The above graph shows a clear trend in most regions. Male economists with PhDs are paid the most, followed by female economists with PhDs, male economists with Master’s degrees, and female economists with Master’s degrees. Economists whose highest degree held is a Bachelor’s are not shown.
There are some visible exceptions to the general trend that men are paid more. In two regions – the Caribbean, South & Central America and East Asia & Australasia – average pay for PhDs appears to be roughly at parity, though gender pay gaps still exist at the Master’s level.
Moreover, in Africa and South Asia, average pay for women appears higher than for men on average. Our findings suggest that there are fewer women economists in these regions (as we had many more male respondents than female respondents in them), but that they tend to do quite well if they are among the few women to pursue the field in their region.

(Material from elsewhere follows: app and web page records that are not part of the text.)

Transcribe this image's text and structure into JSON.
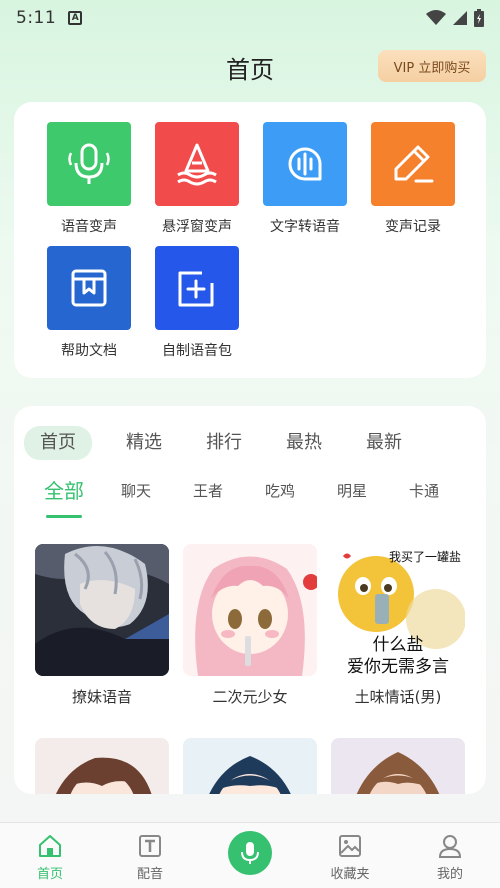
{
  "status": {
    "time": "5:11"
  },
  "header": {
    "title": "首页",
    "vip_label": "VIP 立即购买"
  },
  "tools": [
    {
      "label": "语音变声",
      "icon": "microphone-icon",
      "color": "#3ec96c"
    },
    {
      "label": "悬浮窗变声",
      "icon": "sailboat-icon",
      "color": "#f24b4b"
    },
    {
      "label": "文字转语音",
      "icon": "text-speech-icon",
      "color": "#3d9cf5"
    },
    {
      "label": "变声记录",
      "icon": "pen-icon",
      "color": "#f5812c"
    },
    {
      "label": "帮助文档",
      "icon": "book-icon",
      "color": "#2566d0"
    },
    {
      "label": "自制语音包",
      "icon": "add-square-icon",
      "color": "#2457ea"
    }
  ],
  "tabs": [
    "首页",
    "精选",
    "排行",
    "最热",
    "最新"
  ],
  "subtabs": [
    "全部",
    "聊天",
    "王者",
    "吃鸡",
    "明星",
    "卡通"
  ],
  "items": [
    {
      "caption": "撩妹语音"
    },
    {
      "caption": "二次元少女"
    },
    {
      "caption": "土味情话(男)",
      "overlay_top": "我买了一罐盐",
      "overlay_line1": "什么盐",
      "overlay_line2": "爱你无需多言"
    },
    {
      "caption": ""
    },
    {
      "caption": ""
    },
    {
      "caption": ""
    }
  ],
  "nav": [
    {
      "label": "首页",
      "icon": "home-icon"
    },
    {
      "label": "配音",
      "icon": "dubbing-icon"
    },
    {
      "label": "",
      "icon": "microphone-icon"
    },
    {
      "label": "收藏夹",
      "icon": "image-icon"
    },
    {
      "label": "我的",
      "icon": "user-icon"
    }
  ],
  "accent": "#35c170"
}
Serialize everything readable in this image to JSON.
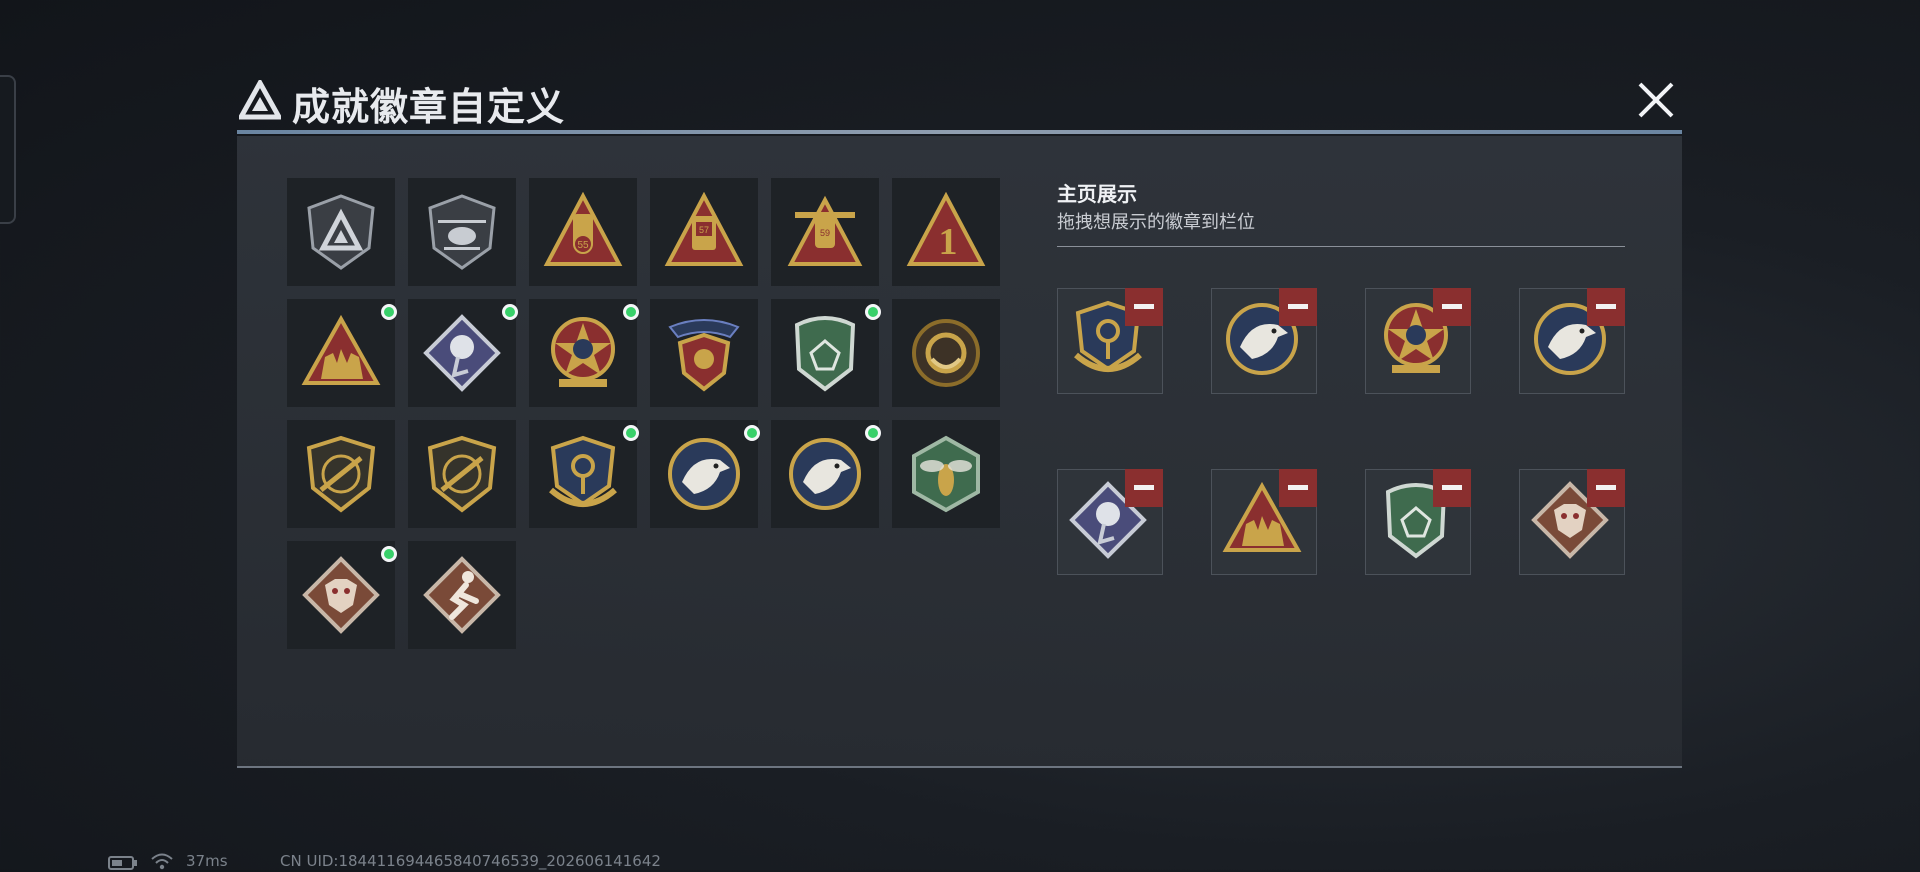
{
  "dialog": {
    "title": "成就徽章自定义",
    "close_icon": "close-x-icon"
  },
  "badges": [
    {
      "icon": "shield-triangle-emblem-icon",
      "new": false
    },
    {
      "icon": "helicopter-shield-icon",
      "new": false
    },
    {
      "icon": "triangle-rank-55-icon",
      "new": false
    },
    {
      "icon": "triangle-rank-57-icon",
      "new": false
    },
    {
      "icon": "triangle-rank-59-star-icon",
      "new": false
    },
    {
      "icon": "triangle-number-1-icon",
      "new": false
    },
    {
      "icon": "triangle-squad-silhouette-icon",
      "new": true
    },
    {
      "icon": "diamond-rose-icon",
      "new": true
    },
    {
      "icon": "star-medal-icon",
      "new": true
    },
    {
      "icon": "winged-shield-crest-icon",
      "new": false
    },
    {
      "icon": "green-gem-shield-icon",
      "new": true
    },
    {
      "icon": "bronze-ring-icon",
      "new": false
    },
    {
      "icon": "rifle-crest-icon",
      "new": false
    },
    {
      "icon": "rifle-crest-icon",
      "new": false
    },
    {
      "icon": "anchor-laurel-shield-icon",
      "new": true
    },
    {
      "icon": "eagle-medallion-icon",
      "new": true
    },
    {
      "icon": "eagle-medallion-icon",
      "new": true
    },
    {
      "icon": "hornet-hexagon-icon",
      "new": false
    },
    {
      "icon": "dragon-diamond-icon",
      "new": true
    },
    {
      "icon": "runner-diamond-icon",
      "new": false
    }
  ],
  "showcase": {
    "title": "主页展示",
    "subtitle": "拖拽想展示的徽章到栏位",
    "slots": [
      {
        "icon": "anchor-laurel-shield-icon"
      },
      {
        "icon": "eagle-medallion-icon"
      },
      {
        "icon": "star-medal-icon"
      },
      {
        "icon": "eagle-medallion-icon"
      },
      {
        "icon": "diamond-rose-icon"
      },
      {
        "icon": "triangle-squad-silhouette-icon"
      },
      {
        "icon": "green-gem-shield-icon"
      },
      {
        "icon": "dragon-diamond-icon"
      }
    ],
    "remove_icon": "minus-icon"
  },
  "status_bar": {
    "ping": "37ms",
    "uid": "CN UID:184411694465840746539_202606141642",
    "battery_icon": "battery-icon",
    "wifi_icon": "wifi-icon"
  },
  "colors": {
    "gold": "#c9a44a",
    "dark_red": "#8a2f2f",
    "navy": "#2a3a5a",
    "green": "#3f6b4e",
    "new_dot": "#38d06a"
  }
}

A Centre for Economic Policy Research (CEPR) article found, like our survey, that the gender pay gap is worse in North America than in Europe. Figure 27 in the INOMICS Salary Report (below) shows that the gender pay gap is worse in both percentage and absolute terms in North America than in Western Europe & Scandinavia.
Average Economist Pay by Gender in Select Regions
Meanwhile, a 2019 IZA paper found that among academic economists in the UK, the gender pay gap was prevalent and that its size was persistent. The paper also found that men were more likely to have higher-paid, more prestigious positions (this was accounted for when examining the pay gap). They also found that women were 11 percentage points less likely than men to be promoted to full professor, which is in line with our survey data in 2022.
The INOMICS Salary Report 2022 devotes several pages to examining the gender gap in economics in detail; download the Report for free and turn to the Gender Pay Gap in Economics section for more.
We at INOMICS believe that every economist, regardless of gender or background, should be treated equally. Clearly, new action must be taken to eliminate the pay gap in economics. This will help the field to utilize its human capital to the fullest, and to ensure fair treatment for all who contribute to it.
- INOMICS Salary Report
The Gender Ratio in Economics in 2022
In late 2022, the field of economics came under additional scrutiny for its unequal treatment of women. This article will examine the relative share of women in the field of economics, complementing the analysis of our survey data in the INOMICS Salary Report. This is helpful context for other discussions of gender discrimination in economics, as many statistics can be better understood after learning about the distribution of men and women in economics.
- INOMICS Salary Report
The Glass Ceiling and the “Leaky Pipeline” in Economics
The 2022 INOMICS Salary Report allowed us to examine the field of economics across employer types, job positions, and regions. This article continues with our look at gender (in)equality in economics by examining the glass ceiling. Below, we examine this effect in academia (economists employed by universities) and industry (other employer types).
- Follow Economists Online
30 Top Twitter Feeds in Economics and Finance
Over the years, Twitter has become a useful and prominent tool within the social media fabric, particularly for professionals looking to network and make connections. Many renowned economists use Twitter, and economics researchers often post research updates using the #EconTwitter hashtag.